Records from a data collection —
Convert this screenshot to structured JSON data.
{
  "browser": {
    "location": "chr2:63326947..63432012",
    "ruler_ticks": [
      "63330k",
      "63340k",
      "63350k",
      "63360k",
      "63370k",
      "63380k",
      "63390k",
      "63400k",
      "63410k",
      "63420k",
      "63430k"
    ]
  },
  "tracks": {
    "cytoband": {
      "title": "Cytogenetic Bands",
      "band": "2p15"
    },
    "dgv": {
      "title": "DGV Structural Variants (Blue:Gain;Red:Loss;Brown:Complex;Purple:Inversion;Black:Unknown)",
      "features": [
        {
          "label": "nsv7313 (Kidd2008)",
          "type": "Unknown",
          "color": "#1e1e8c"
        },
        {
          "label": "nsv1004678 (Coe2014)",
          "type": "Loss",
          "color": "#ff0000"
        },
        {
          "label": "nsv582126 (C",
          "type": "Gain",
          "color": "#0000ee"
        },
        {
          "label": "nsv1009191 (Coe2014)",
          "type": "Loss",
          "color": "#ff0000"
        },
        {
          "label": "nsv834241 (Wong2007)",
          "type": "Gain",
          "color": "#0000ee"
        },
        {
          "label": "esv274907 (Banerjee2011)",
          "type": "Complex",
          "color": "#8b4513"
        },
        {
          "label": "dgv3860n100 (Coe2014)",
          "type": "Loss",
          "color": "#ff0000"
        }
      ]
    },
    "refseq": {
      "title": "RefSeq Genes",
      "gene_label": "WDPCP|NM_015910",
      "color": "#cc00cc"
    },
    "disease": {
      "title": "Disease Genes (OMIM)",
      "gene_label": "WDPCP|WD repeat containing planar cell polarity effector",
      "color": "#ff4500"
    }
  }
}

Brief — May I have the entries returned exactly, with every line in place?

Reply to the exercise —
Convert this screenshot to structured JSON data.
{
  "browser": {
    "location": "chr2:63326947..63432012",
    "ruler_ticks": [
      "63330k",
      "63340k",
      "63350k",
      "63360k",
      "63370k",
      "63380k",
      "63390k",
      "63400k",
      "63410k",
      "63420k",
      "63430k"
    ]
  },
  "tracks": {
    "cytoband": {
      "title": "Cytogenetic Bands",
      "band": "2p15"
    },
    "dgv": {
      "title": "DGV Structural Variants (Blue:Gain;Red:Loss;Brown:Complex;Purple:Inversion;Black:Unknown)",
      "features": [
        {
          "label": "nsv7313 (Kidd2008)",
          "type": "Unknown",
          "color": "#1e1e8c"
        },
        {
          "label": "nsv1004678 (Coe2014)",
          "type": "Loss",
          "color": "#ff0000"
        },
        {
          "label": "nsv582126 (C",
          "type": "Gain",
          "color": "#0000ee"
        },
        {
          "label": "nsv1009191 (Coe2014)",
          "type": "Loss",
          "color": "#ff0000"
        },
        {
          "label": "nsv834241 (Wong2007)",
          "type": "Gain",
          "color": "#0000ee"
        },
        {
          "label": "esv274907 (Banerjee2011)",
          "type": "Complex",
          "color": "#8b4513"
        },
        {
          "label": "dgv3860n100 (Coe2014)",
          "type": "Loss",
          "color": "#ff0000"
        }
      ]
    },
    "refseq": {
      "title": "RefSeq Genes",
      "gene_label": "WDPCP|NM_015910",
      "color": "#cc00cc"
    },
    "disease": {
      "title": "Disease Genes (OMIM)",
      "gene_label": "WDPCP|WD repeat containing planar cell polarity effector",
      "color": "#ff4500"
    }
  }
}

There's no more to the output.